is that if the Church has at any time believed it and does now believe it, then
it must be orthodox, whatever its origins, because the final standard of
orthodoxy is what the Church believes. The fact that this belief is presumably
supposed to have some basis on historical fact analogous to the belief of all
Christians in the resurrection of our Lord makes its registration as a dogma de
fide more bewilderingly incomprehensible, for it is wholly devoid of any
historical evidence to support it. In short, the latest example of the Roman
Catholic theory of doctrinal development appears to be a reductio ad absurdum
expressly designed to discredit the whole structure (R.P.C. Hanson, The Bible as
a Norm of Faith (University of Durham, 1963), Inaugral Lecture of the Lightfoot
Professor of Divinity delivered in the Appleby Lecture Theatre on 12 March,
1963, p. 14).
Pius XII, in his decree in 1950, declared the Assumption teaching to be a dogma
revealed by God. But the basis upon which he justifies this assertion is not
that of Scripture or patristic testimony but of speculative theology. He
concludes that because it seems reasonable and just that God should follow a
certain course of action with respect to the person of Mary, and because he has
the power, that he has in fact done so. And, therefore, we must believe that he
really acted in this way. Tertullian dealt with similar reasoning from certain
men in his own day who sought to bolster heretical teachings with the logic that
nothing was impossible with God. His words stand as a much needed rebuke
to the Roman Church of our day in its misguided teachings about Mary:
But if we choose to apply this principle so extravagantly and harshly in our
capricious imaginations, we may then make out God to have done anything we
please, on the ground that it was not impossible for Him to do it. We must not,
however, because He is able to do all things, suppose that He has actually done
what He has not done.
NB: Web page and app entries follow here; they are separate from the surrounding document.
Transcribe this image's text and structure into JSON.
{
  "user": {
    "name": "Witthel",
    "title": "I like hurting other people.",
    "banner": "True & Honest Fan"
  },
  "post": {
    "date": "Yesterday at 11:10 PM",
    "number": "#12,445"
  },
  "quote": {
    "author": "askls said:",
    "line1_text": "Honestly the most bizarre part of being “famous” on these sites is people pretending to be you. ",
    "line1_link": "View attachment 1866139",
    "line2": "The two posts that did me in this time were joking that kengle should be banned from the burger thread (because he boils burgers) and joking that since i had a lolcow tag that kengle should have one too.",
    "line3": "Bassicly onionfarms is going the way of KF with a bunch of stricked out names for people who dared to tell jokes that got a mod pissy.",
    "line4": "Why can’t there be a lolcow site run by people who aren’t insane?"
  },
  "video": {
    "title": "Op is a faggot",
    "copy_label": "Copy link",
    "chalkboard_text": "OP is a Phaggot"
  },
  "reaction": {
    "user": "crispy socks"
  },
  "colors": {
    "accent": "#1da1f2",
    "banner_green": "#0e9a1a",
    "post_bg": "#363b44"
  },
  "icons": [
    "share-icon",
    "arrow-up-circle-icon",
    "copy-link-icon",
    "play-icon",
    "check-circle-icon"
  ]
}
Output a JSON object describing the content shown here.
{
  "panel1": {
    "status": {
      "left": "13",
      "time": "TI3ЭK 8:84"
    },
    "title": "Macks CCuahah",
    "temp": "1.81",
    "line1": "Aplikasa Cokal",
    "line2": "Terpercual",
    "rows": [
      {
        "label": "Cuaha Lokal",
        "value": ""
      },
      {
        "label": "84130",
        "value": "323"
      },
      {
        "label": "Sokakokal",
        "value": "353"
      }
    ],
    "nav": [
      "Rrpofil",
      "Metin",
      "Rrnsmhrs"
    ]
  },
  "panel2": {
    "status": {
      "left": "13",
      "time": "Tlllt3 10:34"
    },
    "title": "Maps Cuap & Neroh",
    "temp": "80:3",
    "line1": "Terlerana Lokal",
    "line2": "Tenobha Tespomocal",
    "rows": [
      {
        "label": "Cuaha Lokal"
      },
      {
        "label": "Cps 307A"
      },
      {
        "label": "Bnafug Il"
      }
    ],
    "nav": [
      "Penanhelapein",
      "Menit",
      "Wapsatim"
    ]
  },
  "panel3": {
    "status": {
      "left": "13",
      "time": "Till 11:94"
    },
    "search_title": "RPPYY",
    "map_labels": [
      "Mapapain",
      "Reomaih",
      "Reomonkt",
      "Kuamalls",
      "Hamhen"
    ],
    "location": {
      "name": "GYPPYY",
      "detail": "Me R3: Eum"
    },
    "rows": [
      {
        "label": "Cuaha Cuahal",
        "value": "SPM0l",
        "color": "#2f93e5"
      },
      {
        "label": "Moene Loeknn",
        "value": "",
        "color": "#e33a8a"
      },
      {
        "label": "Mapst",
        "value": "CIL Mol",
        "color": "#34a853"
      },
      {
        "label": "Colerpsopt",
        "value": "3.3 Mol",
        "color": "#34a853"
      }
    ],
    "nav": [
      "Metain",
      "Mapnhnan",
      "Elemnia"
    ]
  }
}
But we must inquire whether He has really done it ... It
will be your duty, however, to adduce your proofs out of the Scriptures as
plainly as we do...(Alexander Roberts and James Donaldson, Ante-Nicene Fathers
(Grand Rapids: Eerdmans, 1951), Vol. III, Tertullian, Against Praxeas, ch. X and
XI, p. 605).
The only grounds the Roman Catholic faithful have for believing in the teaching
of the assumption is that a supposedly ‘infallible’ Pope declares it. The
Orthodox Church says it cannot be defined because it was not taught by the
Apostles and the Apostolic Church, but the faithful are free to accept it or
reject it. It is not dogma and to accept it or deny it is not heresy.